GOAL OF THE EXERCISE ::
Below are records; please give the number of their lines that contain the string "Ctrl", and only that number.

^^^^

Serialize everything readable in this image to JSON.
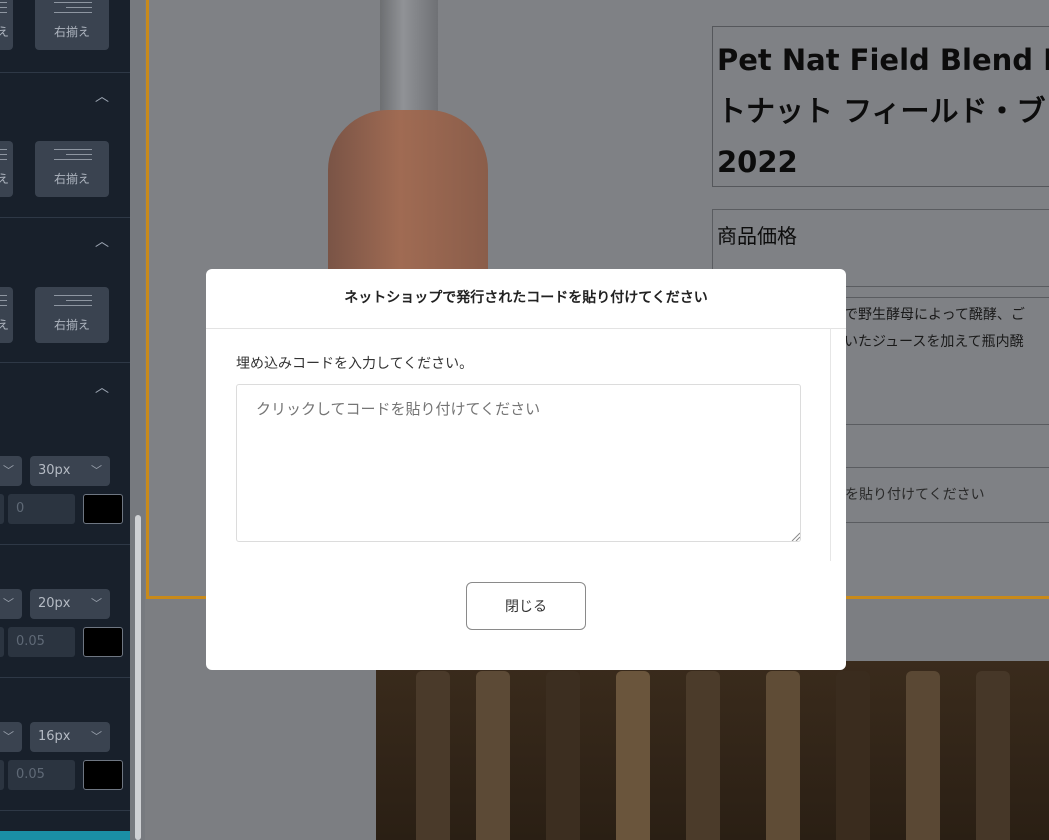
{
  "sidebar": {
    "align_right_label": "右揃え",
    "align_partial_label": "え",
    "font_size_1": "30px",
    "font_size_2": "20px",
    "font_size_3": "16px",
    "letter_spacing_1_placeholder": "0",
    "letter_spacing_2_placeholder": "0.05",
    "letter_spacing_3_placeholder": "0.05",
    "color_swatch": "#000000"
  },
  "page": {
    "product_title_line1": "Pet Nat Field Blend Rosé",
    "product_title_line2": "トナット フィールド・ブレンド",
    "product_title_line3": "2022",
    "price_label": "商品価格",
    "desc_line1": "で野生酵母によって醗酵、ご",
    "desc_line2": "いたジュースを加えて瓶内醗",
    "embed_placeholder": "を貼り付けてください"
  },
  "modal": {
    "title": "ネットショップで発行されたコードを貼り付けてください",
    "label": "埋め込みコードを入力してください。",
    "textarea_placeholder": "クリックしてコードを貼り付けてください",
    "close_label": "閉じる"
  },
  "colors": {
    "accent_border": "#c98a1a",
    "sidebar_bg": "#18202b",
    "teal": "#1a8fa5"
  }
}
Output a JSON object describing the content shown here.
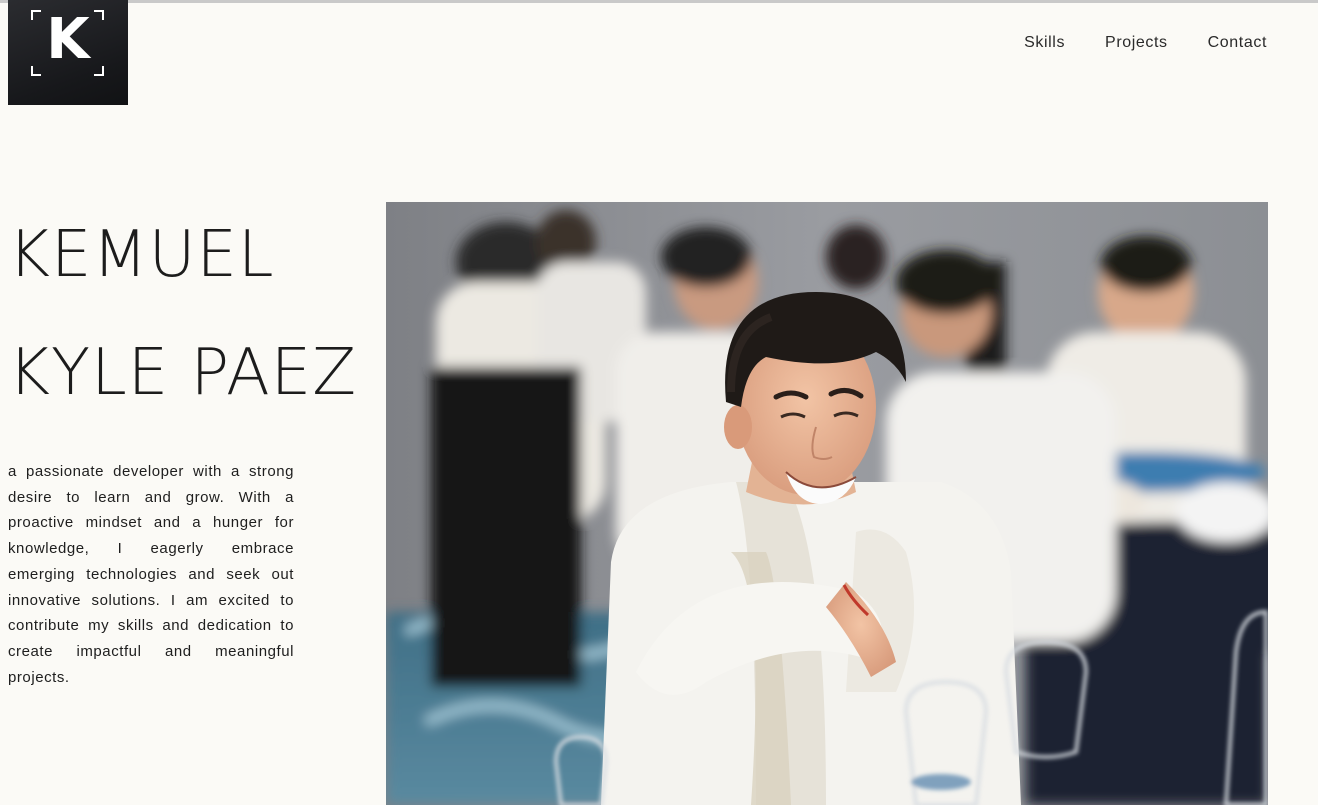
{
  "logo": {
    "letter": "K"
  },
  "nav": {
    "items": [
      {
        "label": "Skills"
      },
      {
        "label": "Projects"
      },
      {
        "label": "Contact"
      }
    ]
  },
  "hero": {
    "name_line1": "KEMUEL",
    "name_line2": "KYLE PAEZ",
    "bio": "a passionate developer with a strong desire to learn and grow. With a proactive mindset and a hunger for knowledge, I eagerly embrace emerging technologies and seek out innovative solutions. I am excited to contribute my skills and dedication to create impactful and meaningful projects."
  }
}
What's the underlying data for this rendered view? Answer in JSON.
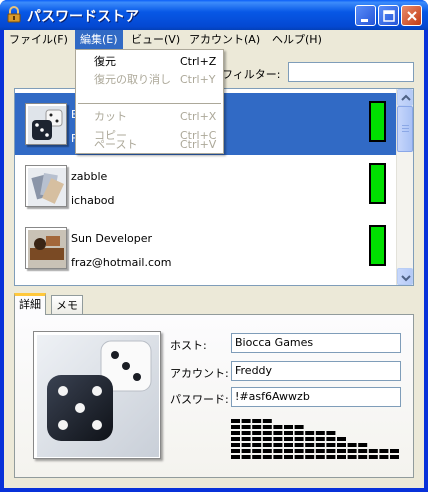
{
  "window": {
    "title": "パスワードストア",
    "icons": {
      "app": "lock-icon",
      "minimize": "minimize-icon",
      "maximize": "maximize-icon",
      "close": "close-icon"
    }
  },
  "menu": {
    "items": [
      "ファイル(F)",
      "編集(E)",
      "ビュー(V)",
      "アカウント(A)",
      "ヘルプ(H)"
    ],
    "active": "編集(E)"
  },
  "edit_menu": {
    "items": [
      {
        "label": "復元",
        "shortcut": "Ctrl+Z",
        "enabled": true
      },
      {
        "label": "復元の取り消し",
        "shortcut": "Ctrl+Y",
        "enabled": false
      },
      {
        "label": "カット",
        "shortcut": "Ctrl+X",
        "enabled": false
      },
      {
        "label": "コピー",
        "shortcut": "Ctrl+C",
        "enabled": false
      },
      {
        "label": "ペースト",
        "shortcut": "Ctrl+V",
        "enabled": false
      }
    ]
  },
  "filter": {
    "label": "フィルター:",
    "value": ""
  },
  "accounts": [
    {
      "title": "B",
      "username": "F",
      "icon": "dice-icon",
      "strength_color": "#00e000",
      "selected": true
    },
    {
      "title": "zabble",
      "username": "ichabod",
      "icon": "cards-icon",
      "strength_color": "#00e000",
      "selected": false
    },
    {
      "title": "Sun Developer",
      "username": "fraz@hotmail.com",
      "icon": "guitar-icon",
      "strength_color": "#00e000",
      "selected": false
    }
  ],
  "tabs": {
    "details": "詳細",
    "memo": "メモ",
    "active": "details"
  },
  "details": {
    "host_label": "ホスト:",
    "host": "Biocca Games",
    "account_label": "アカウント:",
    "account": "Freddy",
    "password_label": "パスワード:",
    "password": "!#asf6Awwzb",
    "photo_icon": "dice-photo"
  },
  "equalizer_levels": [
    7,
    7,
    7,
    7,
    6,
    6,
    6,
    5,
    5,
    5,
    4,
    3,
    3,
    2,
    2,
    2
  ],
  "colors": {
    "titlebar": "#0758e6",
    "selection": "#316ac5",
    "strength": "#00e000",
    "tab_accent": "#ffc83c"
  }
}
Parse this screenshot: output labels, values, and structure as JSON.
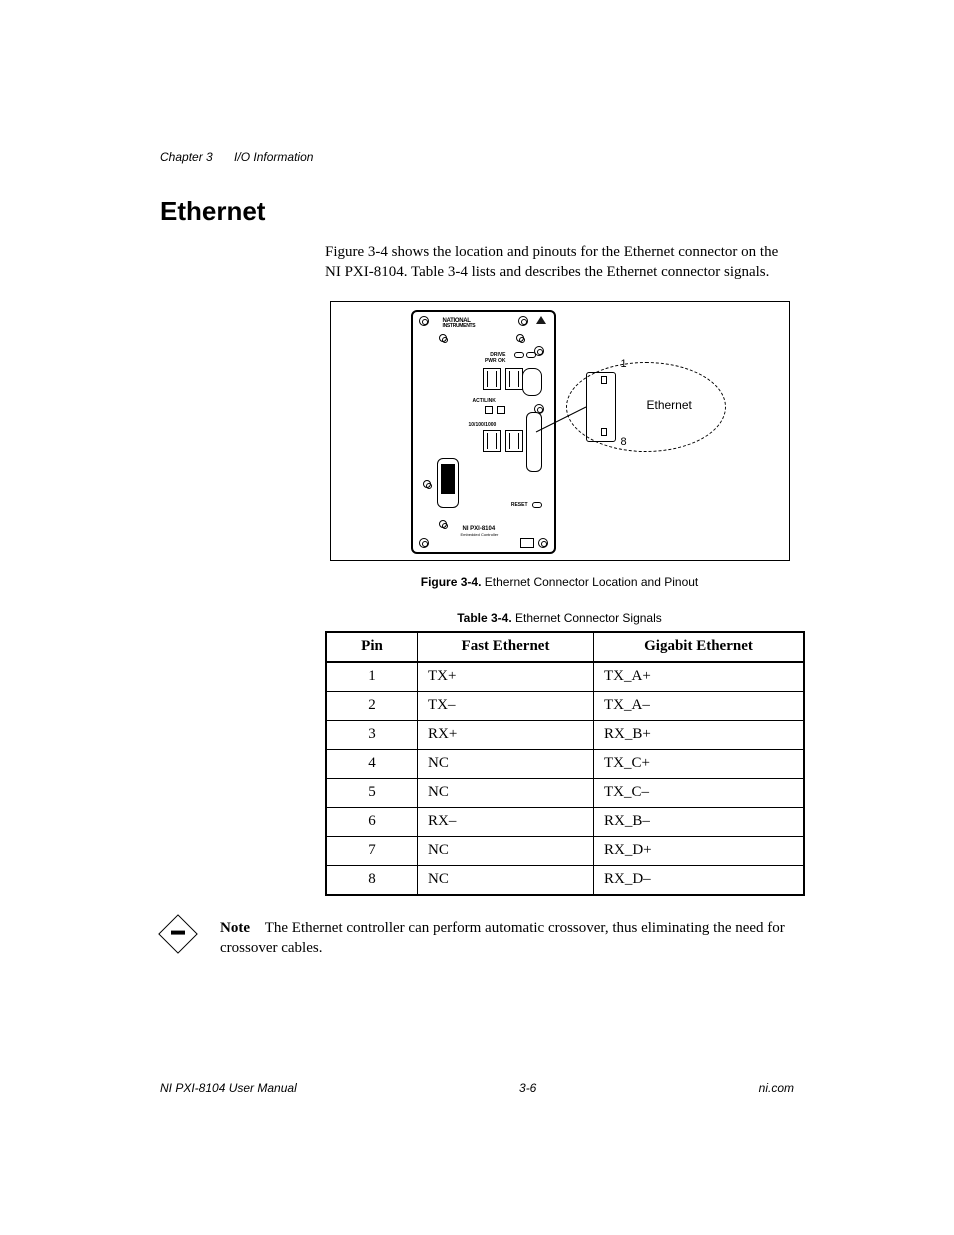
{
  "header": {
    "chapter": "Chapter 3",
    "title": "I/O Information"
  },
  "section_heading": "Ethernet",
  "intro": "Figure 3-4 shows the location and pinouts for the Ethernet connector on the NI PXI-8104. Table 3-4 lists and describes the Ethernet connector signals.",
  "figure": {
    "caption_lead": "Figure 3-4.",
    "caption_rest": "Ethernet Connector Location and Pinout",
    "callout_label": "Ethernet",
    "callout_pin_top": "1",
    "callout_pin_bottom": "8",
    "brand_top": "NATIONAL",
    "brand_bottom": "INSTRUMENTS",
    "model_line1": "NI PXI-8104",
    "model_line2": "Embedded Controller"
  },
  "table": {
    "caption_lead": "Table 3-4.",
    "caption_rest": "Ethernet Connector Signals",
    "columns": [
      "Pin",
      "Fast Ethernet",
      "Gigabit Ethernet"
    ],
    "rows": [
      {
        "pin": "1",
        "fast": "TX+",
        "gig": "TX_A+"
      },
      {
        "pin": "2",
        "fast": "TX–",
        "gig": "TX_A–"
      },
      {
        "pin": "3",
        "fast": "RX+",
        "gig": "RX_B+"
      },
      {
        "pin": "4",
        "fast": "NC",
        "gig": "TX_C+"
      },
      {
        "pin": "5",
        "fast": "NC",
        "gig": "TX_C–"
      },
      {
        "pin": "6",
        "fast": "RX–",
        "gig": "RX_B–"
      },
      {
        "pin": "7",
        "fast": "NC",
        "gig": "RX_D+"
      },
      {
        "pin": "8",
        "fast": "NC",
        "gig": "RX_D–"
      }
    ]
  },
  "note": {
    "lead": "Note",
    "text": "The Ethernet controller can perform automatic crossover, thus eliminating the need for crossover cables."
  },
  "footer": {
    "left": "NI PXI-8104 User Manual",
    "center": "3-6",
    "right": "ni.com"
  }
}
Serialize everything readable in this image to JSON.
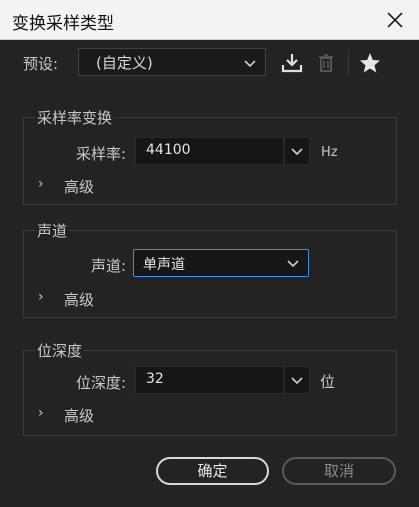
{
  "window": {
    "title": "变换采样类型"
  },
  "preset": {
    "label": "预设:",
    "value": "(自定义)",
    "icons": [
      "download-preset-icon",
      "delete-preset-icon",
      "favorite-star-icon"
    ]
  },
  "sample_rate_group": {
    "title": "采样率变换",
    "field_label": "采样率:",
    "value": "44100",
    "unit": "Hz",
    "advanced_label": "高级"
  },
  "channel_group": {
    "title": "声道",
    "field_label": "声道:",
    "value": "单声道",
    "advanced_label": "高级"
  },
  "bit_depth_group": {
    "title": "位深度",
    "field_label": "位深度:",
    "value": "32",
    "unit": "位",
    "advanced_label": "高级"
  },
  "buttons": {
    "ok": "确定",
    "cancel": "取消"
  },
  "colors": {
    "focus_border": "#3a8ee6",
    "panel_bg": "#232323"
  }
}
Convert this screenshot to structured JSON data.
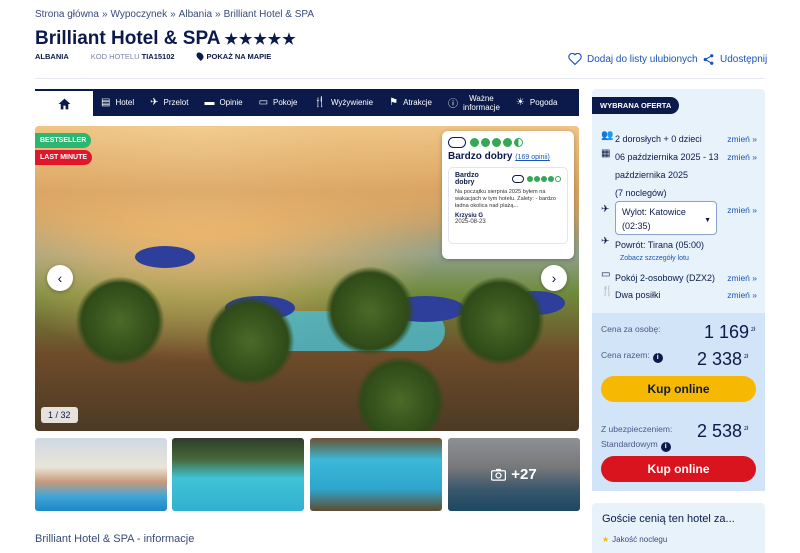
{
  "breadcrumb": {
    "items": [
      "Strona główna",
      "Wypoczynek",
      "Albania",
      "Brilliant Hotel & SPA"
    ],
    "sep": "»"
  },
  "hotel": {
    "name": "Brilliant Hotel & SPA",
    "stars": "★★★★★",
    "country": "ALBANIA",
    "code_label": "KOD HOTELU",
    "code": "TIA15102",
    "map_label": "POKAŻ NA MAPIE",
    "fav_label": "Dodaj do listy ulubionych",
    "share_label": "Udostępnij"
  },
  "nav": {
    "items": [
      "Hotel",
      "Przelot",
      "Opinie",
      "Pokoje",
      "Wyżywienie",
      "Atrakcje",
      "Ważne informacje",
      "Pogoda"
    ],
    "important_line1": "Ważne",
    "important_line2": "informacje"
  },
  "gallery": {
    "badge_bestseller": "BESTSELLER",
    "badge_last_minute": "LAST MINUTE",
    "counter": "1 / 32",
    "more_photos": "+27",
    "prev_icon": "chevron-left-icon",
    "next_icon": "chevron-right-icon"
  },
  "review": {
    "rating_dots": 4.5,
    "summary": "Bardzo dobry",
    "count_link": "(169 opinii)",
    "item": {
      "title_line1": "Bardzo",
      "title_line2": "dobry",
      "dots": 4,
      "text": "Na początku sierpnia 2025 byłem na wakacjach w tym hotelu. Zalety: - bardzo ładna okolica nad plażą...",
      "author": "Krzysiu G",
      "date": "2025-08-23"
    }
  },
  "info_heading": "Brilliant Hotel & SPA - informacje",
  "offer": {
    "header": "WYBRANA OFERTA",
    "people": "2 dorosłych + 0 dzieci",
    "dates_line1": "06 października 2025 - 13",
    "dates_line2": "października 2025",
    "nights": "(7 noclegów)",
    "departure": "Wylot: Katowice (02:35)",
    "departure_line1": "Wylot: Katowice",
    "departure_line2": "(02:35)",
    "return": "Powrót: Tirana (05:00)",
    "flight_details": "Zobacz szczegóły lotu",
    "room": "Pokój 2-osobowy (DZX2)",
    "board": "Dwa posiłki",
    "change": "zmień »",
    "price_per_person_label": "Cena za osobę:",
    "price_per_person": "1 169",
    "total_label": "Cena razem:",
    "total": "2 338",
    "currency": "zł",
    "buy_label": "Kup online",
    "insurance_label_line1": "Z ubezpieczeniem:",
    "insurance_label_line2": "Standardowym",
    "insurance_total": "2 538",
    "buy_label_2": "Kup online"
  },
  "guests": {
    "heading": "Goście cenią ten hotel za...",
    "first": "Jakość noclegu"
  },
  "colors": {
    "navy": "#0b1a4a",
    "link": "#1a55b8",
    "yellow": "#f6b800",
    "red": "#d9141f",
    "green": "#2bb673"
  }
}
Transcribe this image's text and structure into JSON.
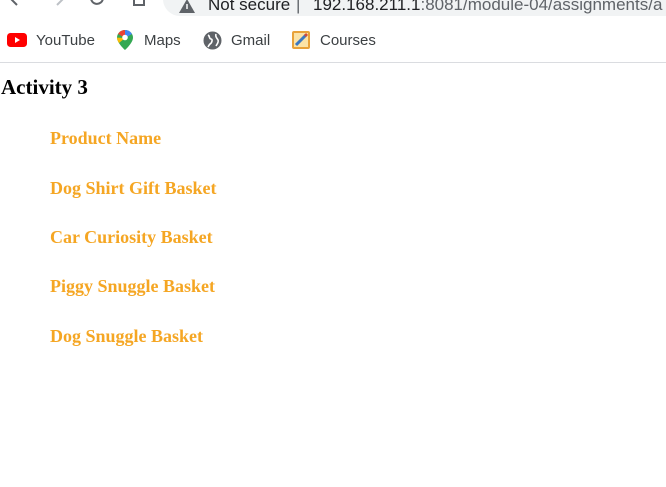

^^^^

SOLUTION TO THIS EXERCISE ::
5